Gov. Rick Scott might be the jobs governor, all right — for other gulf states. They are poised to benefit from wrongheaded legislation Scott signed into law Tuesday that penalizes firms for doing business in Cuba. That may make the governor more popular among the vocal but dwindling number of hard-line Cuban-Americans in Miami. But the law puts Florida's publicly owned ports and airports at a disadvantage, and it creates a new barrier as the state looks to capitalize on foreign trade. That's some strategy for the global economy.
The law prohibits companies that do business in Cuba from securing contracts with state or local governments worth more than $1 million. Any contracts existing before the law takes effect July 1 also could be terminated. While legislators perfumed the bill by outlawing contracts with firms in Syria, too, this is a political nod to hard-line exiles in an election year. The legislation sailed through the Legislature, but Scott has a singular responsibility to put the state's broader interests first.
In a bill signing Tuesday in Miami, Scott acknowledged the law could cost the state jobs but said standing up for freedom is important because "principles matter." But this law does nothing to end the Castro communist regime. To the contrary, it targets legitimate businesses at home and abroad that operate on an island where federal law already allows at least limited economic activity. Scott even acknowledged in a signing statement that the state law is likely an overreach of state authority. He said the restrictions "will not go into effect" unless the federal government expressly gives the state the permission to impose the sanctions. "We must have a federal partner," he said, "that will permit this law to become operative."
Making foreign policy from Tallahassee and signing a law that is constitutionally suspect and impossible to enforce hardly inspires confidence within the business community. Business leaders across the state, along with Florida's top two trading partners, Brazil and Canada, had warned the law could discourage investment from foreign firms.

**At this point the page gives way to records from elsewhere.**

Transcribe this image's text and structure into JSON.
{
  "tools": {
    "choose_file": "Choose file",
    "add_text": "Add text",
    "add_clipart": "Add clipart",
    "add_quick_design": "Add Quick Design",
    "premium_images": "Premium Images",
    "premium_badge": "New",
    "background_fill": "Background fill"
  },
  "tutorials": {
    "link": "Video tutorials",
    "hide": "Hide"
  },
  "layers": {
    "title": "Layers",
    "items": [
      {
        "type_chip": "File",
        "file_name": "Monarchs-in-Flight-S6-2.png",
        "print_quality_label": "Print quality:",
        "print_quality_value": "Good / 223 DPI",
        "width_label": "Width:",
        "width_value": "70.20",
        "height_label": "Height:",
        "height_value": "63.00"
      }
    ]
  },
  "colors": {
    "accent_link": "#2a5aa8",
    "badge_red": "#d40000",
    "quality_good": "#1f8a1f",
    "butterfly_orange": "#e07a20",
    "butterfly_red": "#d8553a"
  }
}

The Greater Tampa Chamber of Commerce called on Scott to veto the bill. The law could hurt Tampa International Airport's plan to use incentives to attract new inter-American flights, and Florida's ports could lose business to other Gulf Coast states when the expanded Panama Canal opens up new maritime opportunities.
None of this stopped the show Tuesday in Miami. The probusiness governor signed into law a political statement that is bad for business, and it is another example of his failure to understand the diversity of his adopted state.